Glenn Rees CEO of Alzheimer’s Australia said he was delighted that ABC’s Australian Story had chosen to celebrate the advocacy of Christine Bryden in reducing the stigma and social isolation that is all too often the result of a diagnosis of dementia.

“In the fifteen years I have known Christine she has been unwavering in her determination to be a living example that life goes on after a diagnosis of dementia,” Mr Rees said.

”Alzheimer’s Australia and people living with dementia owe Christine and her husband Paul a huge debt in getting the issue of dementia out into the open and helping the wider community understand better that people with dementia make decisions about their lives.

“Christine was instrumental in setting up one of the first support groups for people with dementia and driving the agenda of that group. She was adamant that people with dementia be given a voice and the opportunity to discuss the things that mattered to them the most.

“Issues such as end-of-life planning and current life challenges were on the agenda for discussion and Christine was the driving force behind this.”

In 2001, Christine presented at the Alzheimer’s Australia National Conference. She was the first person with dementia to present at a conference in Australia and followed this up with a key note address at the Conference of Alzheimer’s Disease International at Christchurch, New Zealand in 2002.
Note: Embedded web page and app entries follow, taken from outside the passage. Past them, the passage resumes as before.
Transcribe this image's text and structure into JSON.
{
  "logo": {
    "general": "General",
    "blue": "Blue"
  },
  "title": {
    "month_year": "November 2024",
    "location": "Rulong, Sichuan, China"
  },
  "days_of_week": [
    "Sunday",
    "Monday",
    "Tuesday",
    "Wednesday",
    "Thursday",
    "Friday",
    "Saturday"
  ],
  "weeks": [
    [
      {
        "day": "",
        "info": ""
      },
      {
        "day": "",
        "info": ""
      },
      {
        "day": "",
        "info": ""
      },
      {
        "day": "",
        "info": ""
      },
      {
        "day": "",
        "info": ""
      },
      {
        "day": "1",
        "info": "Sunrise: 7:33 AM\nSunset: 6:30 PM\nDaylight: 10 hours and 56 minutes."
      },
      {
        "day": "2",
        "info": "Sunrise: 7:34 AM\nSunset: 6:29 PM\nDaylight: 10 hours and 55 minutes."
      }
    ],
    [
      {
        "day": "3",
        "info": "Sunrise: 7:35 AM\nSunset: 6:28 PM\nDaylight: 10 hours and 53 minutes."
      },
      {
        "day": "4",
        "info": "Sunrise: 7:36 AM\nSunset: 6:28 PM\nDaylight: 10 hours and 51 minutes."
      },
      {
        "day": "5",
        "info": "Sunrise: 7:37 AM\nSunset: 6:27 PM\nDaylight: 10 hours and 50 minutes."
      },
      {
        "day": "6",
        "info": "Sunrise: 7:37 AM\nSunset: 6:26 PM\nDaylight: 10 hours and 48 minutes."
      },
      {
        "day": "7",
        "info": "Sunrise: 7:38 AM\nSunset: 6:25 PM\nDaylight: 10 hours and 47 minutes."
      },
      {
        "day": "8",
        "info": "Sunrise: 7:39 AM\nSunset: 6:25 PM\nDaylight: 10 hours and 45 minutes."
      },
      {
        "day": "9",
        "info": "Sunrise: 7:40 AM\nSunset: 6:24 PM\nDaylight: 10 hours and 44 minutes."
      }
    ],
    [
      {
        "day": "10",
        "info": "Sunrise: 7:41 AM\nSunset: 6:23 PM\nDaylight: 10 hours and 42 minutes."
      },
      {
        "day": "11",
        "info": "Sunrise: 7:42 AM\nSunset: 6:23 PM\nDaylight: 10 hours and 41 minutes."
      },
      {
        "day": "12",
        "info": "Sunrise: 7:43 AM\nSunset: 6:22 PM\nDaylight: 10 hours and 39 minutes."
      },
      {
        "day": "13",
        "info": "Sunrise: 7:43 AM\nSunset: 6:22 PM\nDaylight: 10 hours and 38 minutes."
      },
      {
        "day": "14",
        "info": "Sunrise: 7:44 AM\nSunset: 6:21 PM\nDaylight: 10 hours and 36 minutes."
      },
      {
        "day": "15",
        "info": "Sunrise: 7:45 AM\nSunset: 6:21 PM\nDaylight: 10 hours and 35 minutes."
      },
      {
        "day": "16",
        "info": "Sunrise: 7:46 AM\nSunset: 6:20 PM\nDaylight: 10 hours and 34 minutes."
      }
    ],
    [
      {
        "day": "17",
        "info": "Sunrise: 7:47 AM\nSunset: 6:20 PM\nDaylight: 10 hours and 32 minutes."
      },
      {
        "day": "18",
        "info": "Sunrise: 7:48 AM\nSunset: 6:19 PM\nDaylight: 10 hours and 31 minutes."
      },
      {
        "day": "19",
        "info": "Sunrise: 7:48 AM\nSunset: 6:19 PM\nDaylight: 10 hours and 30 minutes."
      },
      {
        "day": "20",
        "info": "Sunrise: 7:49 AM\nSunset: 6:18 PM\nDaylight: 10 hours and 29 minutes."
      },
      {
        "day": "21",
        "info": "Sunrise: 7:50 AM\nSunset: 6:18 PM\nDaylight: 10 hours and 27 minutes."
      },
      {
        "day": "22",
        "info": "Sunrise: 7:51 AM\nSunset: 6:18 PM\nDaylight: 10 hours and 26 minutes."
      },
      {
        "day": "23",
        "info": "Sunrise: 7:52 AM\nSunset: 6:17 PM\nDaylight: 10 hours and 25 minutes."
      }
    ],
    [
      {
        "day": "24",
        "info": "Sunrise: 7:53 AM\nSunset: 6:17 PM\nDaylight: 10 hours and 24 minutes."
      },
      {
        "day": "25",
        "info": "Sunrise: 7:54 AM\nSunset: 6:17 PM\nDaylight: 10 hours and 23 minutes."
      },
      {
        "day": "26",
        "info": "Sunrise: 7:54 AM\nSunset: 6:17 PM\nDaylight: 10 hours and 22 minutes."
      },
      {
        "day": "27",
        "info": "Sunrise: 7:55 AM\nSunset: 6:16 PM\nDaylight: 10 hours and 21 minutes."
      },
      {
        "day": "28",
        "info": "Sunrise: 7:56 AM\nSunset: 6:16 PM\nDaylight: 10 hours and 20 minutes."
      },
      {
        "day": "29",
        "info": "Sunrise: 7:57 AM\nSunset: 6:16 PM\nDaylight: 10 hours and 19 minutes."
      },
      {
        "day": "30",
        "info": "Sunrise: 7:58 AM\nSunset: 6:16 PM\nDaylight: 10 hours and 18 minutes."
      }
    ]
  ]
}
“What Christine has done first and foremost is to give people with dementia a voice, both in Australia and around the world,” Mr Rees said.

“Her advocacy has led to organisations being more inclusive of people with dementia.

“But there is a long way to go. Alzheimer’s Australia is one of only three organisations worldwide to have an advisory committee that is made up entirely of people living with dementia.

“People with dementia have learnt from people with disabilities that they have to fight long and hard for their rights. This is why social action through creating dementia-friendly societies – in which people with dementia have the possibility of social engagement and access to services we all have the right to expect – is necessary.

“This is part of the legacy of Christine Bryden and at the heart of Alzheimer’s Australia next Fight Dementia Campaign goal, Creating a dementia- friendly Australia."

More information can be found at or by calling the National Dementia Helpline on 1800 100 500.

Download a copy of the media release.